Then I wanted to do all the lights in LED; I wanted to get away from all that old-fashioned stuff again, go for clean lines and nicely painted walls. So we increased the lights from 2 to 4 LEDs. That took care of that bathroom.
Most of the ideas I brought came from what I did in the UK. For instance, what a lot of people have in the UK now is mirrors in the bathroom that are LED with a heater part so it doesn't mist up. It's quite common ... but here you can't find them. It's really, really difficult. In the whole of the US I found one place. Unfortunately the unit is twice as thick but hey! It did the business.
Then when I went into the second bathroom -- same policy, but I wanted a bath because I'm English and that's quite important. Then I wanted the shower that went in it to be a tub filler (again with a thermostat so I wasn't messing around with ) and a shower head and a hand shower. I managed to find that unit. The tiles I did the same as the other bathroom to keep the same theme. And again I went for LED lights in the ceiling. You've got to move with this technology; you can't sit there with the old stuff.
We did it in 2 phases because the contractor was going home at Christmas for about a month. The bathrooms took about 2 1/2 weeks each.

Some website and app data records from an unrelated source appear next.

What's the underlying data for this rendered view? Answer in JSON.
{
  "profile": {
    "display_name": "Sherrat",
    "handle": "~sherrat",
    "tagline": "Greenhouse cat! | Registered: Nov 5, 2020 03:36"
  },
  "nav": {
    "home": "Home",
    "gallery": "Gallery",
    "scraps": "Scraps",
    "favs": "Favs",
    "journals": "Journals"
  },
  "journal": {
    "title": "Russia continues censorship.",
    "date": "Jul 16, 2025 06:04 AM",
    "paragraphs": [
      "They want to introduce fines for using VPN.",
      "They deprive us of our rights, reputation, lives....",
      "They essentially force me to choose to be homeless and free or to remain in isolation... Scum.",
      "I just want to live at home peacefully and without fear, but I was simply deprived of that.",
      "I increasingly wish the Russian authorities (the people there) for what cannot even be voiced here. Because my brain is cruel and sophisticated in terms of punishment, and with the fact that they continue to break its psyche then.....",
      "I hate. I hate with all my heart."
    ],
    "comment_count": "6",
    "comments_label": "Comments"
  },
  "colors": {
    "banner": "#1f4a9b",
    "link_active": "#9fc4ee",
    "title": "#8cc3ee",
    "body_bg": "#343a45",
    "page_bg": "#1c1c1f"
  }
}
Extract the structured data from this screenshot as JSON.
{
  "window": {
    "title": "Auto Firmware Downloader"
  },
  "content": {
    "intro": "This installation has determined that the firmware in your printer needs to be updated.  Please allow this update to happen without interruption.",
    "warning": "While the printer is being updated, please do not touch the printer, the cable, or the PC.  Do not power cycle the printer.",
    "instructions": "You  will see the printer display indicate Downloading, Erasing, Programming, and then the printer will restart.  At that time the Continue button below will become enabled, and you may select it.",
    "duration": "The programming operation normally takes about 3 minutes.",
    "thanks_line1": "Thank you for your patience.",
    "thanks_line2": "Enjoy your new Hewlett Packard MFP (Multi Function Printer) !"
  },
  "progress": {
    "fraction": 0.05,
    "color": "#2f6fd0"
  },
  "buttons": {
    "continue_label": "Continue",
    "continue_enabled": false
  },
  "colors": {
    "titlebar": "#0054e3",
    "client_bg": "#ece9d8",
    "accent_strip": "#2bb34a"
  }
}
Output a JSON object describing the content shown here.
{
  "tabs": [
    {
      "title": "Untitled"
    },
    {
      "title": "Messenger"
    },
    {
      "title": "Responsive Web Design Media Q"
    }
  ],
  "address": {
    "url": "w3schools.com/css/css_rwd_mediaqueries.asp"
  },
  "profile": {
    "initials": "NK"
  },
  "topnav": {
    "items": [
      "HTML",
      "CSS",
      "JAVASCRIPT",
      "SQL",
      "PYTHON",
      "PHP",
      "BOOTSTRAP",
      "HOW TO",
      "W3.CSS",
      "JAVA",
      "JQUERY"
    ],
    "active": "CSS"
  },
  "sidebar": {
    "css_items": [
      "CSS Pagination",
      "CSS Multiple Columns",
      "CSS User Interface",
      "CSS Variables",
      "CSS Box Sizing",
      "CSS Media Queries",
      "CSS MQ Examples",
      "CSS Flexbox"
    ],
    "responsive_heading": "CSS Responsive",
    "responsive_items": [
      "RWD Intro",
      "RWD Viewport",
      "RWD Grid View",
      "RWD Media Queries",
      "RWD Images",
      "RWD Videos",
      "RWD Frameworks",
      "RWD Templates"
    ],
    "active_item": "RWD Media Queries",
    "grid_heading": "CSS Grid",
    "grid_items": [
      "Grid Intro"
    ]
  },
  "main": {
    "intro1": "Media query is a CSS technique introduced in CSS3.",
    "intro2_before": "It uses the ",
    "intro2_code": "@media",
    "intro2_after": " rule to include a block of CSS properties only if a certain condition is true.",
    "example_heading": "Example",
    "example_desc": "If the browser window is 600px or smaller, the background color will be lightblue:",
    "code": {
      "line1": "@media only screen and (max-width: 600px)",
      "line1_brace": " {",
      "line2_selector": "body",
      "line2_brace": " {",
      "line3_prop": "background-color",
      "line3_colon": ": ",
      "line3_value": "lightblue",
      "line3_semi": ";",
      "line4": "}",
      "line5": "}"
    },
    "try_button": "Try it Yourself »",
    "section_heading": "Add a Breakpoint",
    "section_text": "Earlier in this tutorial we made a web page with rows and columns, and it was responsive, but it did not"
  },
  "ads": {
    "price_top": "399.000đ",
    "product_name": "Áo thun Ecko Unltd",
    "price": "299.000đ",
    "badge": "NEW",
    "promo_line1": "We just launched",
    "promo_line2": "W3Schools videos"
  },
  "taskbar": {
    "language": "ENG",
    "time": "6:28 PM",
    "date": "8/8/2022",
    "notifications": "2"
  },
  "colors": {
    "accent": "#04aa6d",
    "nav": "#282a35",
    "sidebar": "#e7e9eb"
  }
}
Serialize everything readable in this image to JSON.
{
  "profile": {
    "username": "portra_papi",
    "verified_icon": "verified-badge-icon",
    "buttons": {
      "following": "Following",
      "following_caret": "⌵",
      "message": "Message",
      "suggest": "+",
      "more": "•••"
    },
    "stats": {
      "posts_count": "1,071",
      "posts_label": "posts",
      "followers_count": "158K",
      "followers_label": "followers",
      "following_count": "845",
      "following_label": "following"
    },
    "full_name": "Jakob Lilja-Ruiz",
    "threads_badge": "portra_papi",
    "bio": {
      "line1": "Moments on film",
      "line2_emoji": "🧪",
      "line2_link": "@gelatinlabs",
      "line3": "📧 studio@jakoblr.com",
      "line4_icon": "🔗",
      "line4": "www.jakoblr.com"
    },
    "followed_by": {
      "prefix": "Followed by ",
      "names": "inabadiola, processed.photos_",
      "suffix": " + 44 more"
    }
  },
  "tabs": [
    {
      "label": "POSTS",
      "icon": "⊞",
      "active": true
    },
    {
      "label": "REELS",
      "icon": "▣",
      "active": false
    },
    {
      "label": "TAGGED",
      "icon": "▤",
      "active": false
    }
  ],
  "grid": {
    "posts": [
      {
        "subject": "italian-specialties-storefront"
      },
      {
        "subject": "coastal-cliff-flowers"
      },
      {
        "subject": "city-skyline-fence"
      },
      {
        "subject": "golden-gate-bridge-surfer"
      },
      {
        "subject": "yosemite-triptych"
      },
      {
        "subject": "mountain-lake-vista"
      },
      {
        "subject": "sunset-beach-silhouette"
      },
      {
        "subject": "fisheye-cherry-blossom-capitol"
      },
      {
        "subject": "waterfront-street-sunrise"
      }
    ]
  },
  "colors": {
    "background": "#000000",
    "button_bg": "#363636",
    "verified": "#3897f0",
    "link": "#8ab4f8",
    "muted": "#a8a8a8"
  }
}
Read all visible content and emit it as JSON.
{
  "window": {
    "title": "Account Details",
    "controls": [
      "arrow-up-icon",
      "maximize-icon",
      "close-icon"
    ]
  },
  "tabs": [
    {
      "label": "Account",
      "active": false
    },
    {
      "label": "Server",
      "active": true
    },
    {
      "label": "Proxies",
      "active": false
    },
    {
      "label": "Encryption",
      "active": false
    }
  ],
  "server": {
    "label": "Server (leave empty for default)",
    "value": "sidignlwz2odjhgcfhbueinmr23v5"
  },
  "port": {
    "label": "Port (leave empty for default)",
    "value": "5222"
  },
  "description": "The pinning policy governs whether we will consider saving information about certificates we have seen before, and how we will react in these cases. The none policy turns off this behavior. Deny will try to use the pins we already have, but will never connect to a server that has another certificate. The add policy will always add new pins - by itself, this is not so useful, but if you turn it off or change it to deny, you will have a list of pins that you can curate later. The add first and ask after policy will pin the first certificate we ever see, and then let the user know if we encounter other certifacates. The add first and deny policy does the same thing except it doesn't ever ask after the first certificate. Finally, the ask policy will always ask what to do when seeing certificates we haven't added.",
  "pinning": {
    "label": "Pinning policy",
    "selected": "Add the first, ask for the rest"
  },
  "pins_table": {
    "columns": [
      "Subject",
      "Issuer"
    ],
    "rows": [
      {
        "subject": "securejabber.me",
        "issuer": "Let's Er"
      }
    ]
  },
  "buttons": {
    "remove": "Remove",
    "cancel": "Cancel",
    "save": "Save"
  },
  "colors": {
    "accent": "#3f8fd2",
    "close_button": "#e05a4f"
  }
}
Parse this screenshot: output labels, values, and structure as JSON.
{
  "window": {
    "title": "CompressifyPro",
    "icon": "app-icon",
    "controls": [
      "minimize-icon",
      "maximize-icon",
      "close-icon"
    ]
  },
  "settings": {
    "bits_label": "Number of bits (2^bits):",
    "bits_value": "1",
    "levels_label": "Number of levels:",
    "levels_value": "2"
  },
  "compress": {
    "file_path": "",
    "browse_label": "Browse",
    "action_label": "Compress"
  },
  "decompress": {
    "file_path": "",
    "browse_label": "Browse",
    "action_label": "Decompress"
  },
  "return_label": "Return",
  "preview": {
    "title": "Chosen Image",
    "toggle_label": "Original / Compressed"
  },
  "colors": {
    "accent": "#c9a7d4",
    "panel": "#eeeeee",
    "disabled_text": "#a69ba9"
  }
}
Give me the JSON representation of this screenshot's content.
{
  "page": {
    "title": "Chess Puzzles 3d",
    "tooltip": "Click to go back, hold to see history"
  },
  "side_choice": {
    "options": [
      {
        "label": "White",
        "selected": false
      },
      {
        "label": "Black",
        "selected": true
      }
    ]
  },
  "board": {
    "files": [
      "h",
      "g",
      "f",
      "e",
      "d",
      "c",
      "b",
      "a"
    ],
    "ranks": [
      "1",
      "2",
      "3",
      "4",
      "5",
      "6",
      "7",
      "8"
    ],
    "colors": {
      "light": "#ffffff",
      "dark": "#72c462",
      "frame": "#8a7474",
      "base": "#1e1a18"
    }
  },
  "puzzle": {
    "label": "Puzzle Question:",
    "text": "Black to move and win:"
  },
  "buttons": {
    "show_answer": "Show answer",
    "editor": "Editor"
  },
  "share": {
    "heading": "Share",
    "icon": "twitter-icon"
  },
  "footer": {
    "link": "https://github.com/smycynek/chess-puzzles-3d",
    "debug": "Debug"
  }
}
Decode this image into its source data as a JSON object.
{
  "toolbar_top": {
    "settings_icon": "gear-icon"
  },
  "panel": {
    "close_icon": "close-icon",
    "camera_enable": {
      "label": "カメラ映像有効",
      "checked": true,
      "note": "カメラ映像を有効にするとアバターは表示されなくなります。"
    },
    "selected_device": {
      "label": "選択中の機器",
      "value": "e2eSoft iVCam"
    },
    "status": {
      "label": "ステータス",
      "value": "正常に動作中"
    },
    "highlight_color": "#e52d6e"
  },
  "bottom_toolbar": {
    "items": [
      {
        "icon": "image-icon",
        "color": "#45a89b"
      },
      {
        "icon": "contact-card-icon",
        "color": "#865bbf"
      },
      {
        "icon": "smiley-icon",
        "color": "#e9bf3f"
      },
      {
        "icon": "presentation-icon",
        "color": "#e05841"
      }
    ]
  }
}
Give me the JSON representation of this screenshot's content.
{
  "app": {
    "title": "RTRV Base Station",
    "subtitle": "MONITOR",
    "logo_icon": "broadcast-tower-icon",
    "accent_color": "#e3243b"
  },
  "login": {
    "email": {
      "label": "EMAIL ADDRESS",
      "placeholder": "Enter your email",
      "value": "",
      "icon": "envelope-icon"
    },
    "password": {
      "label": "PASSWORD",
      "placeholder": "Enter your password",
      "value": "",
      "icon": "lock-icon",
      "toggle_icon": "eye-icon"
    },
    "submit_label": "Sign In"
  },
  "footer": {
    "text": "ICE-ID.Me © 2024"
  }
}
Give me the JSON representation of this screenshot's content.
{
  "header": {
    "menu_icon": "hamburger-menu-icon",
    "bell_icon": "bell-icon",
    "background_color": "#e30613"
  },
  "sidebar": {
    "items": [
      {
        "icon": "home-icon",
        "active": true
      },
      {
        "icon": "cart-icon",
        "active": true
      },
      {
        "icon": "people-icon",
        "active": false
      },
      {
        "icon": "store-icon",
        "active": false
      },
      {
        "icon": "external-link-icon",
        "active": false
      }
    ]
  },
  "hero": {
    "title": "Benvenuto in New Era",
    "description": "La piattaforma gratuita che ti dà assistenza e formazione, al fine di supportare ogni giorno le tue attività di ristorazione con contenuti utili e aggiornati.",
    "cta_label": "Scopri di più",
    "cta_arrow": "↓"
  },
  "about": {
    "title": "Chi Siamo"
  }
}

One of the things that sort of put me off in the beginning was all the work involved of getting the contractors in to do the work -- permits, paying for a ridiculous deposit, banker's drafts and all that nonsense. Who has banker's drafts when you live somewhere? Not like you're running away. So that was the hardest part, getting all that done and agreed.
Once the work started, they were pretty good ... very good, in fact. Because I was living in the house so they had to keep it as dust-free as possible, which wasn't always easy. The cleanup was good but because of the dust from cutting tiles, it's a long process. It takes weeks because that's all in the atmosphere, with the air conditioner recirculating it. But I had to expect that. I just replaced the air filters more often and kept on top of it.
I did say to them -- I mean, we're talking honestly now -- what I did say to the plumber was that they didn't test anything. So they did the plumbing for the sink but didn't test the overflow in the drain. And that's a huge risk to them. You've got to check these things before you move on to the next stage. There was very much an attitude of, "Well, we've done it so it must be okay." But life isn't like that. I'm an engineer, I know it doesn't work like that. So that was probably the only glitch.
Be prepared to be in a mess, because if you're going to live in the apartment when you're doing jobs like that, it is going to be messy. You need somebody who can work in a tight environment and who's going to clean up every night. Also be prepared that it's going to take a little bit longer than you think.
Don't put cheap things in. If it's not going to look good there's no point putting something expensive with something cheap. But if you shop around, it's amazing what you can get. Look for good names. Don't just go and buy the first things you see. There's a lot of shops that charge a lot of money for some items like tiles, quite excessive. On the internet you can get good value and it could be worth waiting for the sales as you plan your job.
Go modern. Everybody has different tastes but remember that you might well be going to sell your property and you've got to be thinking, "Is this going to look really outdated in 5 years?" More importantly, I would do it for yourself. I did mine for myself but at the same time, I was mindful of speaking to people, looking in magazines, looking at new properties, the type of things people are looking for. The avocado-colored bathroom suite still won't wash, even after 20 years. I was going for neutral colors -- white, dark wood. And if you're going to be doing 2 bathrooms, keep them in a similar theme. I think people look for uniformity.